Thursday, March 23, 2006

Traffic laws

I'm a big fan of traffic laws and their enforcement. I'm glad that speeding tickets are handed out like crazy around the Microsoft campus. I'm glad that the laws are at least occasionally enforced. And I'm always really angry when people bitch about getting a ticket, or try to use sneaky, underhanded tactics to avoid paying tickets.

Maybe if the world didn't prove itself to be completely unwilling to follow reasonable rules, I wouldn't be so happy to see these people fined. I wouldn't mind it if the already-high ticket fees doubled. But people drive incredibly unsafely and insist that they're perfectly fine and aren't hurting anyone... and that's just disgustingly self-centered. Driving is already dangerous enough as it is. We don't need assholes driving at double the speed limit and ignoring stop signs.

People trying to avoid paying tickets on technicalities disgust me twice as much, because they combine two of my pet peeves into one act. Trying to get a case dismissed on grounds like "oh, the officer forgot to bring calibration reports for his radar gun; clearly I'm innocent" or things like that is just repugnant. I have no respect for people who try to cheat the court system, but it bothers me even more that it actually works.

Now, I'm not in favor of very strict enforcement of traffic laws. Going 65 in a 60 zone shouldn't be cause for ticketing. Maybe not even 70. But people going 95 should have their licenses revoked. I'd perhaps be okay with some rare extenuating circumstance like "my wife is pregnant," but in most cases, I think that a single incident of speeding of that magnitude should be grounds for losing one's license to drive. It annoyed me to no end reading mail threads at work about people who were caught doing 115 on the freeway and were asking which lawyer had the best chances of getting them off on a technicality. These people should have to pay a $1000 fine and lose the right to drive for at least a year. I have no sympathy for them.

What I'm in favor of is the enforcement of laws that are clearly being broken intentionally, like speeding more than 10 miles per hour, or people who drive so far past the correct place to stop at an intersection that they'd still be breaking the law if their front wheels were where their back wheels are.
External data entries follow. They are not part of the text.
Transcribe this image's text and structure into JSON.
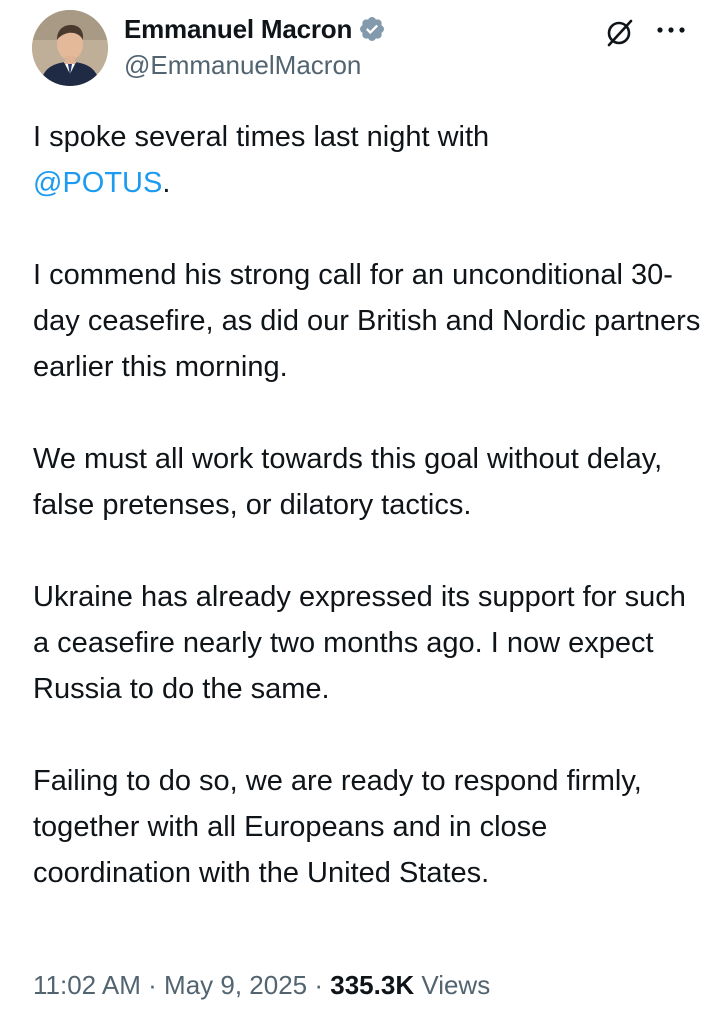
{
  "author": {
    "display_name": "Emmanuel Macron",
    "handle": "@EmmanuelMacron",
    "verified": true,
    "avatar_icon": "profile-photo"
  },
  "actions": {
    "grok_icon": "grok-icon",
    "more_icon": "more-dots-icon"
  },
  "tweet": {
    "p1_text": "I spoke several times last night with ",
    "p1_mention": "@POTUS",
    "p1_end": ".",
    "p2": "I commend his strong call for an unconditional 30-day ceasefire, as did our British and Nordic partners earlier this morning.",
    "p3": "We must all work towards this goal without delay, false pretenses, or dilatory tactics.",
    "p4": "Ukraine has already expressed its support for such a ceasefire nearly two months ago. I now expect Russia to do the same.",
    "p5": "Failing to do so, we are ready to respond firmly, together with all Europeans and in close coordination with the United States."
  },
  "meta": {
    "time": "11:02 AM",
    "sep1": " · ",
    "date": "May 9, 2025",
    "sep2": " · ",
    "views_count": "335.3K",
    "views_label": " Views"
  },
  "colors": {
    "link": "#1d9bf0",
    "secondary_text": "#536471",
    "primary_text": "#0f1419",
    "verified_badge": "#829aab"
  }
}
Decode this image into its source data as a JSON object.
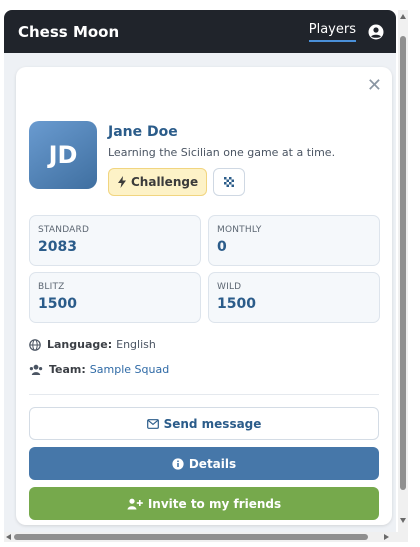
{
  "header": {
    "brand": "Chess Moon",
    "nav_players": "Players",
    "user_icon": "user-circle-icon"
  },
  "profile": {
    "initials": "JD",
    "name": "Jane Doe",
    "bio": "Learning the Sicilian one game at a time.",
    "challenge_label": "Challenge",
    "board_icon": "chessboard-icon"
  },
  "stats": [
    {
      "label": "STANDARD",
      "value": "2083"
    },
    {
      "label": "MONTHLY",
      "value": "0"
    },
    {
      "label": "BLITZ",
      "value": "1500"
    },
    {
      "label": "WILD",
      "value": "1500"
    }
  ],
  "details": {
    "language_label": "Language:",
    "language_value": "English",
    "team_label": "Team:",
    "team_value": "Sample Squad"
  },
  "actions": {
    "send_message": "Send message",
    "details": "Details",
    "invite": "Invite to my friends"
  },
  "colors": {
    "topbar": "#20242b",
    "accent_blue": "#2b5c8a",
    "details_button": "#4677a9",
    "invite_button": "#76a94c",
    "challenge_bg": "#fdf2c7"
  }
}
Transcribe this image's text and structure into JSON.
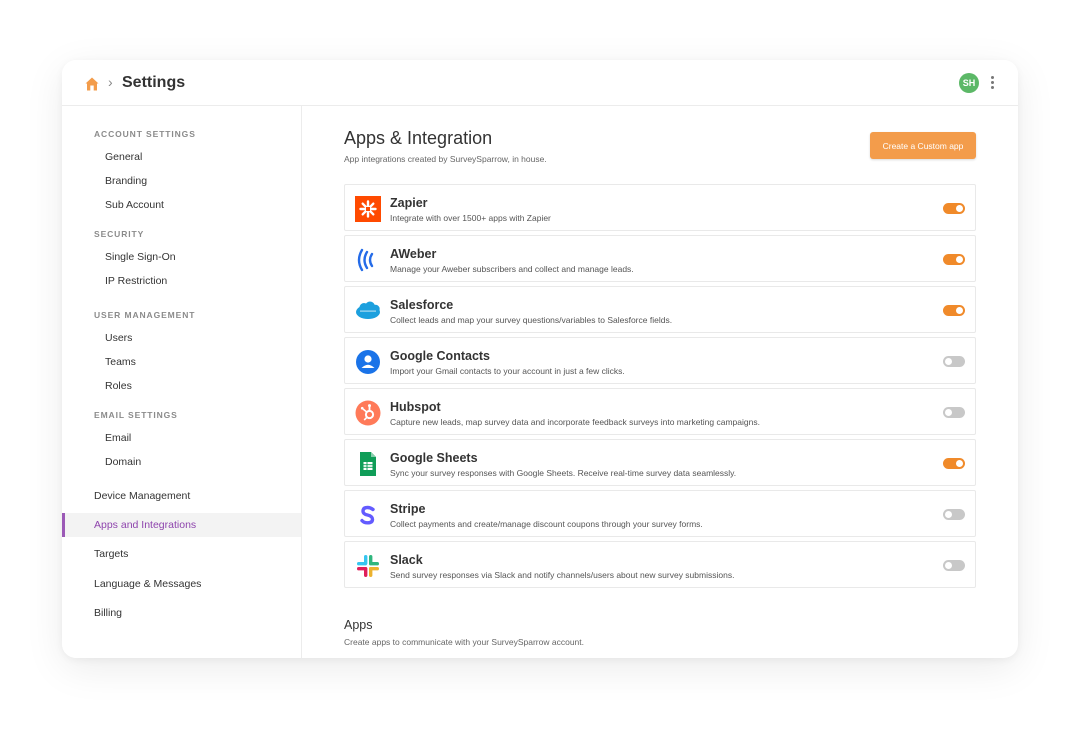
{
  "header": {
    "breadcrumb_sep": "›",
    "title": "Settings",
    "avatar_initials": "SH",
    "home_icon": "home-icon",
    "menu_icon": "kebab-menu-icon"
  },
  "sidebar": {
    "account_settings": {
      "heading": "ACCOUNT SETTINGS",
      "items": [
        "General",
        "Branding",
        "Sub Account"
      ]
    },
    "security": {
      "heading": "SECURITY",
      "items": [
        "Single Sign-On",
        "IP Restriction"
      ]
    },
    "user_management": {
      "heading": "USER MANAGEMENT",
      "items": [
        "Users",
        "Teams",
        "Roles"
      ]
    },
    "email_settings": {
      "heading": "EMAIL SETTINGS",
      "items": [
        "Email",
        "Domain"
      ]
    },
    "main_items": [
      "Device Management",
      "Apps and Integrations",
      "Targets",
      "Language & Messages",
      "Billing"
    ],
    "active_item": "Apps and Integrations"
  },
  "main": {
    "title": "Apps & Integration",
    "subtitle": "App integrations created by SurveySparrow, in house.",
    "custom_app_button": "Create a Custom app",
    "integrations": [
      {
        "name": "Zapier",
        "desc": "Integrate with over 1500+ apps with Zapier",
        "enabled": true,
        "icon": "zapier-icon"
      },
      {
        "name": "AWeber",
        "desc": "Manage your Aweber subscribers and collect and manage leads.",
        "enabled": true,
        "icon": "aweber-icon"
      },
      {
        "name": "Salesforce",
        "desc": "Collect leads and map your survey questions/variables to Salesforce fields.",
        "enabled": true,
        "icon": "salesforce-icon"
      },
      {
        "name": "Google Contacts",
        "desc": "Import your Gmail contacts to your account in just a few clicks.",
        "enabled": false,
        "icon": "google-contacts-icon"
      },
      {
        "name": "Hubspot",
        "desc": "Capture new leads, map survey data and incorporate feedback surveys into marketing campaigns.",
        "enabled": false,
        "icon": "hubspot-icon"
      },
      {
        "name": "Google Sheets",
        "desc": "Sync your survey responses with Google Sheets. Receive real-time survey data seamlessly.",
        "enabled": true,
        "icon": "google-sheets-icon"
      },
      {
        "name": "Stripe",
        "desc": "Collect payments and create/manage discount coupons through your survey forms.",
        "enabled": false,
        "icon": "stripe-icon"
      },
      {
        "name": "Slack",
        "desc": "Send survey responses via Slack and notify channels/users about new survey submissions.",
        "enabled": false,
        "icon": "slack-icon"
      }
    ],
    "apps_title": "Apps",
    "apps_subtitle": "Create apps to communicate with your SurveySparrow account."
  },
  "colors": {
    "accent": "#f39c4b",
    "toggle_on": "#f08a2a",
    "toggle_off": "#c8c8c8",
    "active_nav": "#8e44ad",
    "avatar_bg": "#5cb867"
  }
}
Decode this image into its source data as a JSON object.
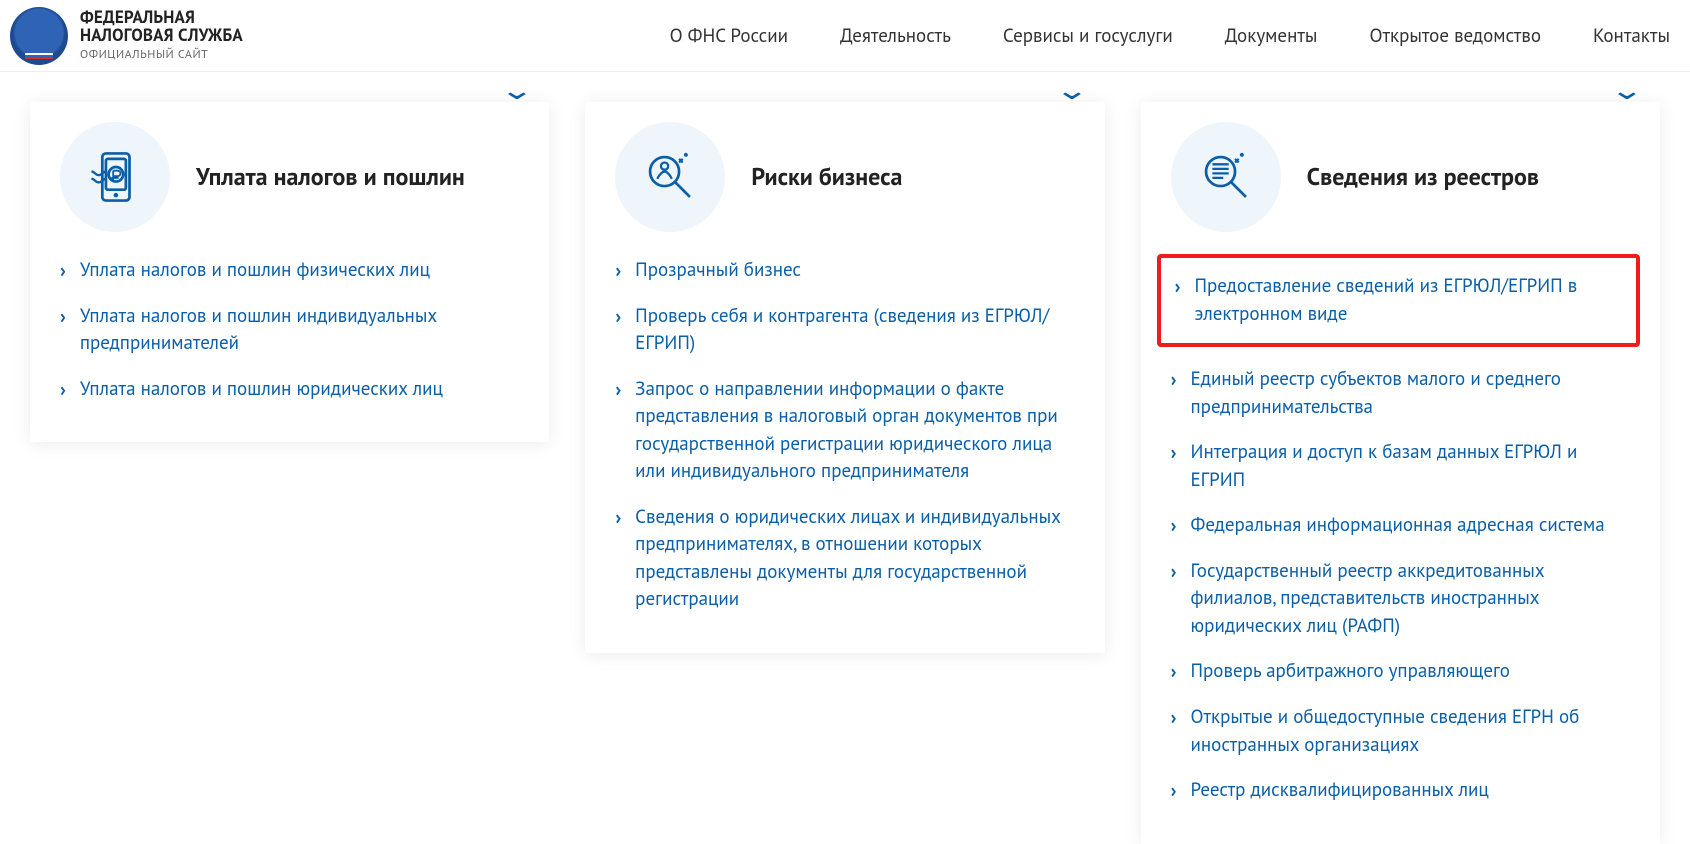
{
  "header": {
    "logo_line1": "ФЕДЕРАЛЬНАЯ",
    "logo_line2": "НАЛОГОВАЯ СЛУЖБА",
    "logo_sub": "ОФИЦИАЛЬНЫЙ САЙТ",
    "nav": [
      "О ФНС России",
      "Деятельность",
      "Сервисы и госуслуги",
      "Документы",
      "Открытое ведомство",
      "Контакты"
    ]
  },
  "cards": [
    {
      "title": "Уплата налогов и пошлин",
      "icon": "payment",
      "links": [
        "Уплата налогов и пошлин физических лиц",
        "Уплата налогов и пошлин индивидуальных предпринимателей",
        "Уплата налогов и пошлин юридических лиц"
      ]
    },
    {
      "title": "Риски бизнеса",
      "icon": "risk",
      "links": [
        "Прозрачный бизнес",
        "Проверь себя и контрагента (сведения из ЕГРЮЛ/ЕГРИП)",
        "Запрос о направлении информации о факте представления в налоговый орган документов при государственной регистрации юридического лица или индивидуального предпринимателя",
        "Сведения о юридических лицах и индивидуальных предпринимателях, в отношении которых представлены документы для государственной регистрации"
      ]
    },
    {
      "title": "Сведения из реестров",
      "icon": "registry",
      "highlighted_index": 0,
      "links": [
        "Предоставление сведений из ЕГРЮЛ/ЕГРИП в электронном виде",
        "Единый реестр субъектов малого и среднего предпринимательства",
        "Интеграция и доступ к базам данных ЕГРЮЛ и ЕГРИП",
        "Федеральная информационная адресная система",
        "Государственный реестр аккредитованных филиалов, представительств иностранных юридических лиц (РАФП)",
        "Проверь арбитражного управляющего",
        "Открытые и общедоступные сведения ЕГРН об иностранных организациях",
        "Реестр дисквалифицированных лиц"
      ]
    }
  ],
  "colors": {
    "primary": "#0a5fa8",
    "highlight": "#ee1c1c"
  }
}
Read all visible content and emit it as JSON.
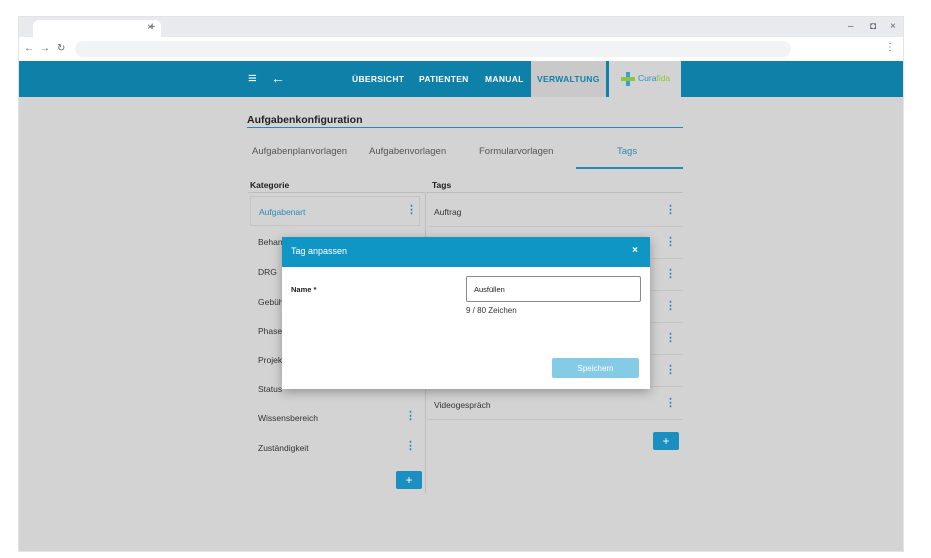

I'm not at all supporting nitpicking, like ticketing for "going 55 in a 54." Just so we're clear on that.


Anonymous said...

I tend to agree with you on most counts here. I saw this sort of thing all the time when I heard parking ticket appeals for the ASUN student court. It almost ALWAYS boils down to the person knowing they were parking illegally and being too big a douche to just pay the damn fine. I think in the 5 times I heard it I granted 3 appeals.

Where I disagree is in terms of "fooling the courts". The rules for civil procedure are very clear to protect the innocent wrongfully accused. It is intentionally difficult for the state to take away someone’s rights, and procedure exists to help ensure that when the state does act, it is doing so without error. It's not a perfect system, but the burden of proof HAS to fall to the state, and officers have to follow rules and bring all their evidence and show up for court dates.

Now a traffic ticket is MUCH different than a serious crime, but the system is the system. Does it suck that my sister once got out of a ticket because the officer wrote on the ticket that she was driving a Lincoln Continental when in fact she was driving a Lincoln Towncar? Hell yes it does. But it also sucks when tax paid civil servants who are charged with potentially taking away rights of citizens do their work sloppily or don't bother to follow known and conventional procedure. The door swings both ways on that one.

Not to disparage hard working civil servants: I’m guessing the percentage of tickets actually tossed on legit technicalities is rather small. But the fact that we live in a society where we are free to challenge the authority is something to be embraced not loathed.

... and just in case anyone was wondering, it is Irish Spring soap.

Travis said...

Yes, it's definitely a delicate balance, and not something that can just be "fixed," but I think that this is an area where we're too cautious right now.

From what I hear, officers in this area are getting much better about showing up for court, and bringing the required materials. That's good.

Maybe a more realistic penalty would be all that it would take to get some of the more grievous offenders to clean up their act. A $200 fine is meaningless to someone driving a $40,000 sports car. License revocation isn't.

Matthew Johnson said...

My question about licence revocation is: what is the penalty for being stopped with a suspended licence? If the penalty for that is just another fine, then suspending a wealthy person's licence is just transferring the fine until they get caught again driving without a licence.

Steven said...
This comment has been removed by a blog administrator.
Steven said...

I think tickets for speeding are a necessary evil.

I think that if people can wiggle out of it, then good for them. :-P Annoying as it may be, people get away with murder, if they can't get away with a speeding ticket then we are really in trouble!

After all, by the time they hire a lawyer, go to court, etc. Combined with the amount of time they spend going to court, they are probably already out more money than the original ticket and had this huge hassle.

Travis said...

I dunno; policemen carry guns, right?

I thought that the standard penalty for driving with a suspended license was a fee, further suspension, and jail time. But maybe that's just some fantasy I had once.